After a bad week in which its leader had a public meltdown and its only city council couldn't agree on a budget vote, what next for the alternative party? It's over to Caroline Lucas to find out
Gorillas nearly missed: BBC producers didn't want to broadcast Sir David Attenborough's famed Rwandan encounter

Gorillas nearly missed

BBC producers didn't want to broadcast Sir David Attenborough's famed Rwandan encounter
Downton Abbey effect sees impoverished Italian nobles inspired to open their doors to paying guests for up to €650 a night

The Downton Abbey effect

Impoverished Italian nobles are opening their doors to paying guests, inspired by the TV drama
China's wild panda numbers have increased by 17% since 2003, new census reveals

China's wild panda numbers on the up

New census reveals 17% since 2003
Barbara Woodward: Britain's first female ambassador to China intends to forge strong links with the growing economic superpower

Our woman in Beijing builds a new relationship

Britain's first female ambassador to China intends to forge strong links with growing economic power
Courage is rare. True humility is even rarer. But the only British soldier to be awarded the Victoria Cross in Afghanistan has both

Courage is rare. True humility is even rarer

Beware of imitations, but the words of the soldier awarded the Victoria Cross were the real thing, says DJ Taylor
Alexander McQueen: The catwalk was a stage for the designer's astonishing and troubling vision

Alexander McQueen's astonishing vision

Ahead of a major retrospective, Alexander Fury talks to the collaborators who helped create the late designer's notorious spectacle
New BBC series savours half a century of food in Britain, from Vesta curries to nouvelle cuisine

Dinner through the decades

A new BBC series challenged Brandon Robshaw and his family to eat their way from the 1950s to the 1990s
Philippa Perry interview: The psychotherapist on McDonald's, fancy specs and meeting Grayson Perry on an evening course

Philippa Perry interview

The psychotherapist on McDonald's, fancy specs and meeting Grayson Perry on an evening course
Bill Granger recipes: Our chef recreates the exoticism of the Indonesian stir-fry

Bill Granger's Indonesian stir-fry recipes

Our chef was inspired by the south-east Asian cuisine he encountered as a teenager
Chelsea vs Tottenham: Harry Kane was at Wembley to see Spurs beat the Blues and win the Capital One Cup - now he's their great hope

Harry Kane interview
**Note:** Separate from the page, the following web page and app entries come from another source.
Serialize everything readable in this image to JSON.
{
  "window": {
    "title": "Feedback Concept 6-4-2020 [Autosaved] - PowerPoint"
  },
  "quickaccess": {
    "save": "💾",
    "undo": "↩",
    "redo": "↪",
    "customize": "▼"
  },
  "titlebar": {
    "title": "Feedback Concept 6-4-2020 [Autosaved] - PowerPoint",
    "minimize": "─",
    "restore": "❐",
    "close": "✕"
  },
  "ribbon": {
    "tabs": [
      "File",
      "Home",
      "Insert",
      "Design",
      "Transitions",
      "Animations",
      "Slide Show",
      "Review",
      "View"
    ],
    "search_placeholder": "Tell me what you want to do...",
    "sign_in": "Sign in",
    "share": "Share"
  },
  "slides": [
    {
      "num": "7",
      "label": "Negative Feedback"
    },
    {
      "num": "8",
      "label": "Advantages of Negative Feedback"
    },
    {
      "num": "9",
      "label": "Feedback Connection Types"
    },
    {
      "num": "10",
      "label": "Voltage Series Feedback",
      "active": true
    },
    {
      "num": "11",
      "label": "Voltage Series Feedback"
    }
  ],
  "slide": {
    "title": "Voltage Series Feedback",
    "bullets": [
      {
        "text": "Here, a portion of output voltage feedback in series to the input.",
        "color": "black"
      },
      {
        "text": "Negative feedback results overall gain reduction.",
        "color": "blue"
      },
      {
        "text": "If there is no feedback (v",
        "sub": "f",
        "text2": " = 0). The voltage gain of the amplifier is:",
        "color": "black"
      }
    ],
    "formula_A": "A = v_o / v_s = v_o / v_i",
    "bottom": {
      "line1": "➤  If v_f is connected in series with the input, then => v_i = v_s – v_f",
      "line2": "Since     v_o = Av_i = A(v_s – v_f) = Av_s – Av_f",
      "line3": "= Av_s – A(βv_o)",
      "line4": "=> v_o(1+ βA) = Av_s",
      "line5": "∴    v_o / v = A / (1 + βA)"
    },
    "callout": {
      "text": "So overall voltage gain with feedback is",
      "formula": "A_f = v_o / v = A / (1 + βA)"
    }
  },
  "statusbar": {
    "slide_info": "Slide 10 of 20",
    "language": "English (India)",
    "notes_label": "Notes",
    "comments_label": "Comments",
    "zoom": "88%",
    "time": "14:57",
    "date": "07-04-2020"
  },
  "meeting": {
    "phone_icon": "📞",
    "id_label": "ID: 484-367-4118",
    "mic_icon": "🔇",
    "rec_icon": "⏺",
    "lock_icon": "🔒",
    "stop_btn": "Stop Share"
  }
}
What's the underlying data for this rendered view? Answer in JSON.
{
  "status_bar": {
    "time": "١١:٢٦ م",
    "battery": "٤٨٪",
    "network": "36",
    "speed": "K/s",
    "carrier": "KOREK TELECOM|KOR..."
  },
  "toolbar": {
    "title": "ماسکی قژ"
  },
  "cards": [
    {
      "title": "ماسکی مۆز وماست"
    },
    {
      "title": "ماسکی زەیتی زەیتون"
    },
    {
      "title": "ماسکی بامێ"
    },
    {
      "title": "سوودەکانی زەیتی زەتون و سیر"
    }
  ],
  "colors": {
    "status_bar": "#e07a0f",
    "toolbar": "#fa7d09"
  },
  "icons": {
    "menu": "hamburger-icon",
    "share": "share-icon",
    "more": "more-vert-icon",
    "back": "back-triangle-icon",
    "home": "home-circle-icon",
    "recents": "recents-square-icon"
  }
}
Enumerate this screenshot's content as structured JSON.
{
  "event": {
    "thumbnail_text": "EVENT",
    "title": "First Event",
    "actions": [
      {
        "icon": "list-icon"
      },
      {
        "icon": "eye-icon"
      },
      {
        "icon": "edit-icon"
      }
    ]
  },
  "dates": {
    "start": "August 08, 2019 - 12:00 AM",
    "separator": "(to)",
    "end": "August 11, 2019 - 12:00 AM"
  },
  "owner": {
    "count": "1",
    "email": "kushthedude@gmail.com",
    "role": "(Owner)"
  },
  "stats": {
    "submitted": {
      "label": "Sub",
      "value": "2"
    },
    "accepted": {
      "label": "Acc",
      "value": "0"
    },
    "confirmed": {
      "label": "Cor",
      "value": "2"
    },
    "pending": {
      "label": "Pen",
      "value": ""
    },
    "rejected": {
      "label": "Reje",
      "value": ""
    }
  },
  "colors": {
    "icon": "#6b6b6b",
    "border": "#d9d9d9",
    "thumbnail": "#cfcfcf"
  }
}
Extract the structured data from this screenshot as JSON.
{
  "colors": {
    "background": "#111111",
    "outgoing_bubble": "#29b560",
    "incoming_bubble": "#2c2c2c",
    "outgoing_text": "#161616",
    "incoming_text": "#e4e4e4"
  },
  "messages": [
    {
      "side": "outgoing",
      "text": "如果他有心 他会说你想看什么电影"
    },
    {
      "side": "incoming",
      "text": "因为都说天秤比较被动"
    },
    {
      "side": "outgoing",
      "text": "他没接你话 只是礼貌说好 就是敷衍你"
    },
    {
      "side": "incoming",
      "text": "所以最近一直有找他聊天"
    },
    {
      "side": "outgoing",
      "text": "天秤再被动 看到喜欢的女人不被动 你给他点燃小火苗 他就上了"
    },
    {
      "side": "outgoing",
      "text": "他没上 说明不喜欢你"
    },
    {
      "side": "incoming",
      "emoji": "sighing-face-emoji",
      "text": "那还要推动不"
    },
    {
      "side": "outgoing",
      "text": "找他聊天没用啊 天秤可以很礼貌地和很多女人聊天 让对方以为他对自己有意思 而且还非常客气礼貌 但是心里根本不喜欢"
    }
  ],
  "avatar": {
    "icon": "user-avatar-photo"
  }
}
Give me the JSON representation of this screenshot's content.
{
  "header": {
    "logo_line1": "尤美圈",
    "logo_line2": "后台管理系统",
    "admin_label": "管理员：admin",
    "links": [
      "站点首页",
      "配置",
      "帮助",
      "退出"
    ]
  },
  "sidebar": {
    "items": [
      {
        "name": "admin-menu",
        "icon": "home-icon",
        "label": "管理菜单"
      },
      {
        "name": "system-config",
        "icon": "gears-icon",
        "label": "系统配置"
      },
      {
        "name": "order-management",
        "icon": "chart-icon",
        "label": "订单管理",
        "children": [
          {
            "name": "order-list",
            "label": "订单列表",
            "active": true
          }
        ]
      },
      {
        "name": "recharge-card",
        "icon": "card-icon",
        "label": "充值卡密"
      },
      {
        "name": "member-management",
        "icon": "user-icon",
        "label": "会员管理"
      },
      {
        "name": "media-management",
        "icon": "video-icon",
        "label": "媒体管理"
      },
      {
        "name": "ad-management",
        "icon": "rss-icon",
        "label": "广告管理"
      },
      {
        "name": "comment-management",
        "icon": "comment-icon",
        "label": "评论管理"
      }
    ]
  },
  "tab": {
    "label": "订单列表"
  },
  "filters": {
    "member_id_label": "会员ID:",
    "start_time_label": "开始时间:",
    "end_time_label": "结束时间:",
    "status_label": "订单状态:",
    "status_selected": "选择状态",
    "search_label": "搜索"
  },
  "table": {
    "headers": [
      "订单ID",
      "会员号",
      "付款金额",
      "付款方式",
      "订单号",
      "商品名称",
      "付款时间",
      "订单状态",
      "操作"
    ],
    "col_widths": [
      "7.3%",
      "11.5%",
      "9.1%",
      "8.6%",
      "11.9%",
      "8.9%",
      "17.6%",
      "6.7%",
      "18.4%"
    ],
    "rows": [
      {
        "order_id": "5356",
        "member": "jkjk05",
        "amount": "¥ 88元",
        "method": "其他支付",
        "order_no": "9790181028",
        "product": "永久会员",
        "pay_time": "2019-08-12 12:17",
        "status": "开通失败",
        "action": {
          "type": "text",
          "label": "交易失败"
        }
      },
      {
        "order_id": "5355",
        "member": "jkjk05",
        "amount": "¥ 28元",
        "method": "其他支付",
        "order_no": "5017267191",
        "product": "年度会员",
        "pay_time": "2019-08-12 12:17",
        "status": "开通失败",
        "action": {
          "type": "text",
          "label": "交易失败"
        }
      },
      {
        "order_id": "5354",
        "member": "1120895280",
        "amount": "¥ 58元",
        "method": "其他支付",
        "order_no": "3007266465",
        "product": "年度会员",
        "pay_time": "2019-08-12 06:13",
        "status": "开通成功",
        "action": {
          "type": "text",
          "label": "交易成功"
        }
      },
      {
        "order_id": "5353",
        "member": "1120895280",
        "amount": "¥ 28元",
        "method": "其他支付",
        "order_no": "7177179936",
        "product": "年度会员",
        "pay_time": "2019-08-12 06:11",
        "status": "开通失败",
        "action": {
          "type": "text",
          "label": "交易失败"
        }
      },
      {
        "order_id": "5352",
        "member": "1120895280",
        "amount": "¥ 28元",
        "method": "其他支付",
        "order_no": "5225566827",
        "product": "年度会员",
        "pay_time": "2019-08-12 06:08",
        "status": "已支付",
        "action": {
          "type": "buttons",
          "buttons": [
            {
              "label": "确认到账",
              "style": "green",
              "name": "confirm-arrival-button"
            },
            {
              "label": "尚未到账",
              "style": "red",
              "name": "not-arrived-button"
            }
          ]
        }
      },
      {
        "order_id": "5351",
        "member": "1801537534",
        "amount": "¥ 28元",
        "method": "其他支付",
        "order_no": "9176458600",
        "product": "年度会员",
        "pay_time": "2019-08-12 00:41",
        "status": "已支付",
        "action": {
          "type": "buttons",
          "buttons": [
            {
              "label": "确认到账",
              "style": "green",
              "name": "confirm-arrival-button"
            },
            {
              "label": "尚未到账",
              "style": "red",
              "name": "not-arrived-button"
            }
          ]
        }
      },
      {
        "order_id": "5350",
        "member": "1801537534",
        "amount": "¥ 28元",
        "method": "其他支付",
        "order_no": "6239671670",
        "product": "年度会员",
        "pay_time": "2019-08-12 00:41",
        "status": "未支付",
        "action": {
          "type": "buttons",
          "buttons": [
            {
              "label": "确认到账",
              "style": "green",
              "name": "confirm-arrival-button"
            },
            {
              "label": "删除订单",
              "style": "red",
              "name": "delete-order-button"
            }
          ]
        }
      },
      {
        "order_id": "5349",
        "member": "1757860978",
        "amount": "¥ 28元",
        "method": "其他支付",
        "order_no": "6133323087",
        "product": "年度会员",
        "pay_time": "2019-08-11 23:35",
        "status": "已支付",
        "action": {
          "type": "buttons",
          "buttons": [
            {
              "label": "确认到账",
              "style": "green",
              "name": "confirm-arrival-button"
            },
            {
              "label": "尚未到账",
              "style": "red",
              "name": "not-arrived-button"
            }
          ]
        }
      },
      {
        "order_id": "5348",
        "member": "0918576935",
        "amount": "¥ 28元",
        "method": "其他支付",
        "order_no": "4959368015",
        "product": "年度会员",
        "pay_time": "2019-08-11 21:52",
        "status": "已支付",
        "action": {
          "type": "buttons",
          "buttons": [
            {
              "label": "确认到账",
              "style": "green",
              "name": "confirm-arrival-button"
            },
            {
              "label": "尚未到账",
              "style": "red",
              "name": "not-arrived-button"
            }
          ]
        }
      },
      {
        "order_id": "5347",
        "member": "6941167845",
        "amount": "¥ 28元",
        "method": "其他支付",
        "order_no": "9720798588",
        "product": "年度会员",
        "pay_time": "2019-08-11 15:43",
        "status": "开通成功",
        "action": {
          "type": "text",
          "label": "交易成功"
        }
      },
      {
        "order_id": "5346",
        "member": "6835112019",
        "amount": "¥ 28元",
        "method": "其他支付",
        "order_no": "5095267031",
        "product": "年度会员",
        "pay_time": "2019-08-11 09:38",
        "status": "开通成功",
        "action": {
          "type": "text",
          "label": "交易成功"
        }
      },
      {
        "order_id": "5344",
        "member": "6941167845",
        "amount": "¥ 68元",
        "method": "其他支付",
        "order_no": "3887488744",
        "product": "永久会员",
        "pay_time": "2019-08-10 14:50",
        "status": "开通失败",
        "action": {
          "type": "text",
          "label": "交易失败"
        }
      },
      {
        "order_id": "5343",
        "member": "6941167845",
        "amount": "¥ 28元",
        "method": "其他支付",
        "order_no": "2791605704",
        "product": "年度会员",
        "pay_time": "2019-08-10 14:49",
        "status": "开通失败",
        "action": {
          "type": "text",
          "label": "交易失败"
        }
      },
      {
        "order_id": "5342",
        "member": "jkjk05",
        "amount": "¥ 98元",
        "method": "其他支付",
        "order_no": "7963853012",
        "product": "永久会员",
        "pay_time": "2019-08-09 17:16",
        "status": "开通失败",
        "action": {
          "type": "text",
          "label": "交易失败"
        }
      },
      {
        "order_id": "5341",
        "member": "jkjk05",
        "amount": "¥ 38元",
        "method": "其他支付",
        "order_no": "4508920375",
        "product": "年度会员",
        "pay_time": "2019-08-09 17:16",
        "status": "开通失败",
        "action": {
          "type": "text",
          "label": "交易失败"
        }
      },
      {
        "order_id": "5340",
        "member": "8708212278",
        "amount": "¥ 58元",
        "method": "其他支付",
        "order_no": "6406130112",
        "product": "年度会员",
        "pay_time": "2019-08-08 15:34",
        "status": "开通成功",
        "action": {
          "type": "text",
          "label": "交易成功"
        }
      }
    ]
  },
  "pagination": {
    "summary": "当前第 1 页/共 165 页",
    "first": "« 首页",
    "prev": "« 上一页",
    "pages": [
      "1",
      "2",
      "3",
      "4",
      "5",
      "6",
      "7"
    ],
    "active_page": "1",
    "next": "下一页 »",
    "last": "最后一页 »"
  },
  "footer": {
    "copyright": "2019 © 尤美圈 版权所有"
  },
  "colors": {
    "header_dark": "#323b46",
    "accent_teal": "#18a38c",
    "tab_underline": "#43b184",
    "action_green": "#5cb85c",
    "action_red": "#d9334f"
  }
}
The striker was at Wembley to see Spurs beat the Blues and win the Capital One Cup - now he's their great hope
The Last Word: For the good of the game: why on earth don’t we leave Fifa?

Michael Calvin's Last Word

For the good of the game: why on earth don’t we leave Fifa?